“Watching your vicious bastard die gave me more relief than a thousand lying whores!” Gauntlet. Thrown.
Swordfights: 1. Yara and the Greyjoy men vs. Ramsay and the Bolton men—though there were some axes and maces in the mix as well.
Boobs: 10. 8 at the Braavosi brothel where Davos finds his old partner in crime, the pirate Salladhor Saan; and 2 at the Dreadfort, where Ramsay is having chokey sex with that one creepy lady (because it’s Ramsay, and of course he’s into that kind of crap).
Moment of badass: Peter Dinklage acted the hell out of Tyrion’s trial-culminating speech, in which he viciously told off every single miserable jerkwad in King’s Landing, and then demanded a trial by combat. “Watching your vicious bastard die gave me more relief than a thousand lying whores!” Gauntlet. Thrown.
Effed up thing of the week: Sure, Theon’s a traumatized mess and all, but Yara abandoning her brother to his torturers after she saw how broken he was? That’s cold, bro.
New faces: Two. Tycho Nestoris of the Iron Bank of Braavos (played by Sherlock’s Mark Gatiss), who couldn’t give two farts about all the power struggles in Westeros; and Hizdahr zo Loraq, a young Meereenese nobleman whose father was murdered at Dany’s orders. Keep an eye on these guys—they’ll both be important later.
What we liked: We missed you, Tyrion! After a few weeks cooling his heels in the dungeons of the Red Keep, the Imp was back center stage and at his self-destructive finest. We also got a glimpse behind Varys’s impenetrable mask, when he told Oberyn that his lack of sexual desire leaves him free to play the game (of thrones!) without distractions. If Theon ever makes it out of the Dreadfort, Varys really oughta give him lessons on how to make the most of being a eunuch.
What we didn’t like: With Joffrey out of the picture, we’d hoped that the show would cut back on gratuitous displays of sadism. No such luck: Now they’re training a close-up lens on the even more loathsome Ramsay. Do we really need to see the whole sick show every time he has gross sex or forces Theon to strip? Enough already.
Oh, the Iron-y: George R.R. Martin is a big fan of iron, so much so that practically everything in his books is made of the stuff. We saw three in this episode, all unrelated to each other, so we thought we’d clear up any potential confusion:
– The Iron Bank is a financial institution in the Free City of Braavos (think: Venice, only with more dueling) that loans money all over the world, and will mess you up if you don’t pay it back on time. The Lannisters are deep in debt to these guys, and Davos just secured a massive loan from them to back Stannis’s cause.

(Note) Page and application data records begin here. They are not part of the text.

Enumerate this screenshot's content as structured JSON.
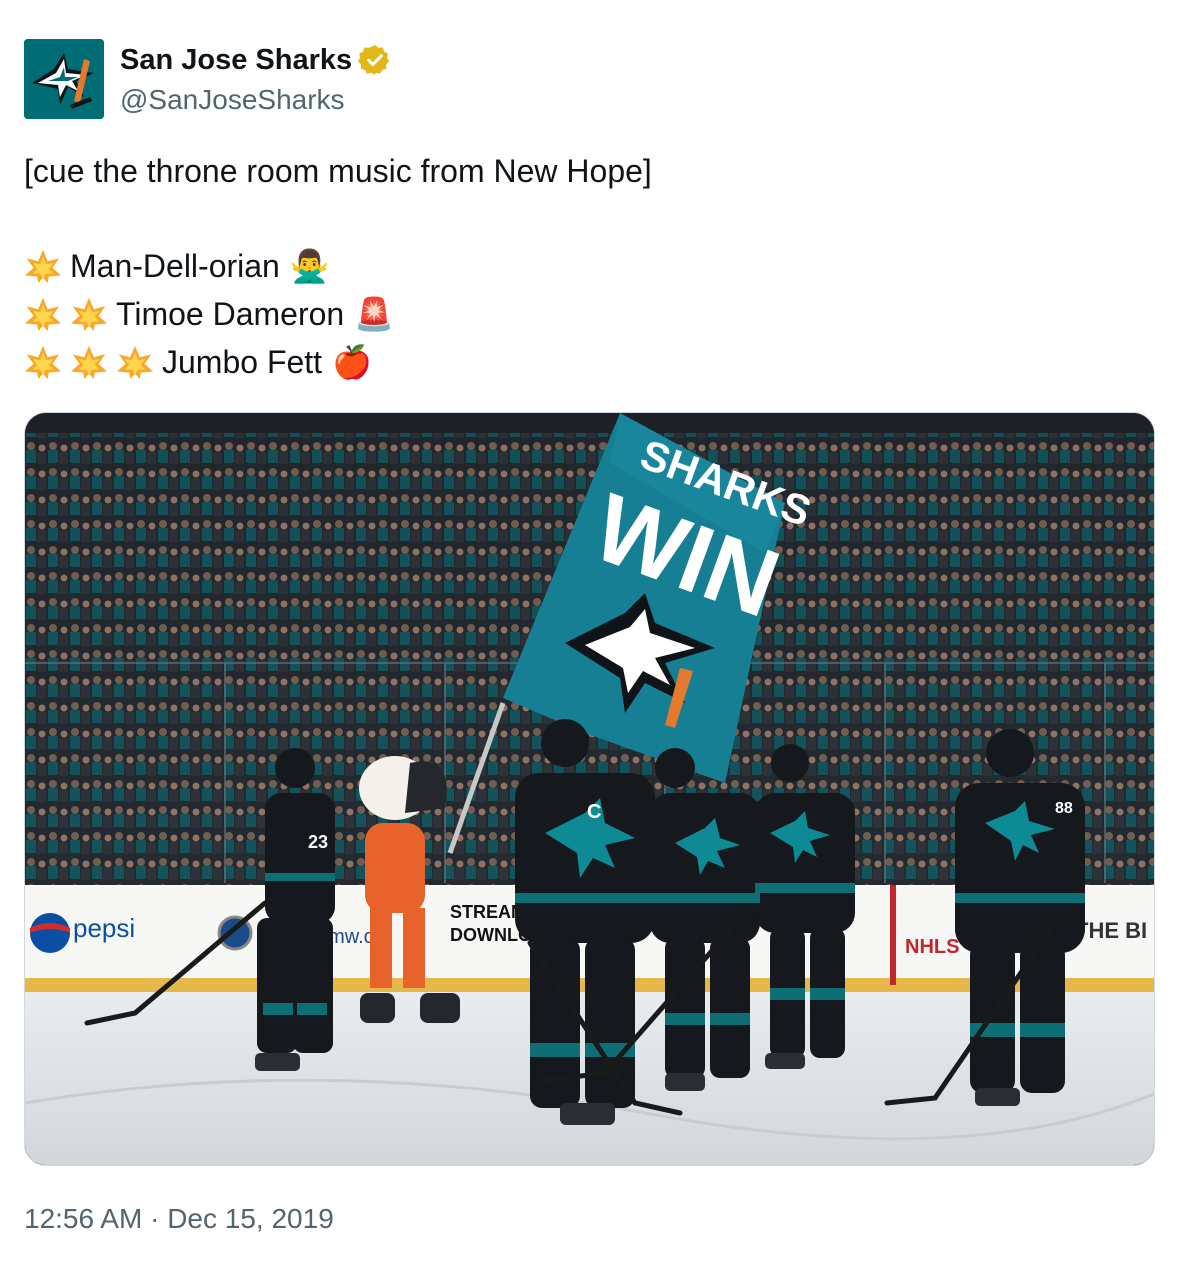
{
  "account": {
    "display_name": "San Jose Sharks",
    "handle": "@SanJoseSharks",
    "avatar_icon": "sharks-logo-icon",
    "verified_icon": "verified-badge-icon",
    "verified_color": "#e2b719",
    "brand_color": "#006d75"
  },
  "tweet": {
    "line1": "[cue the throne room music from New Hope]",
    "ranking": [
      {
        "stars": 1,
        "name": "Man-Dell-orian",
        "emoji": "🙅‍♂️",
        "emoji_name": "person-gesturing-no-icon"
      },
      {
        "stars": 2,
        "name": "Timoe Dameron",
        "emoji": "🚨",
        "emoji_name": "siren-icon"
      },
      {
        "stars": 3,
        "name": "Jumbo Fett",
        "emoji": "🍎",
        "emoji_name": "apple-icon"
      }
    ],
    "star_icon": "glowing-star-icon"
  },
  "media": {
    "flag_line1": "SHARKS",
    "flag_line2": "WIN",
    "board_pepsi": "pepsi",
    "board_stream": "STREAM Y",
    "board_download": "DOWNLOA",
    "board_bmw": "bmw.co",
    "board_nhl": "NHLS",
    "board_the": "THE BI",
    "jersey_23": "23",
    "jersey_88": "88",
    "jersey_c": "C"
  },
  "footer": {
    "time": "12:56 AM",
    "separator": "·",
    "date": "Dec 15, 2019"
  }
}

– The Ironborn are folks who live on the barren rocks off the northwest coast of Westeros called—you guessed it—the Iron Islands. They live a brutal Vikings-meet-pirates existence and are ruled by the Greyjoys, the house that Theon and Yara hail from.
– The Iron Throne is the giant, pointy chair that’s the seat of the ruler of the Seven Kingdoms, located in King’s Landing. It’s made of the swords of the Targaryens’ vanquished enemies, forged in dragon fire. It’s not comfy—so not comfy, in fact, that past kings have been known to cut themselves on its edges.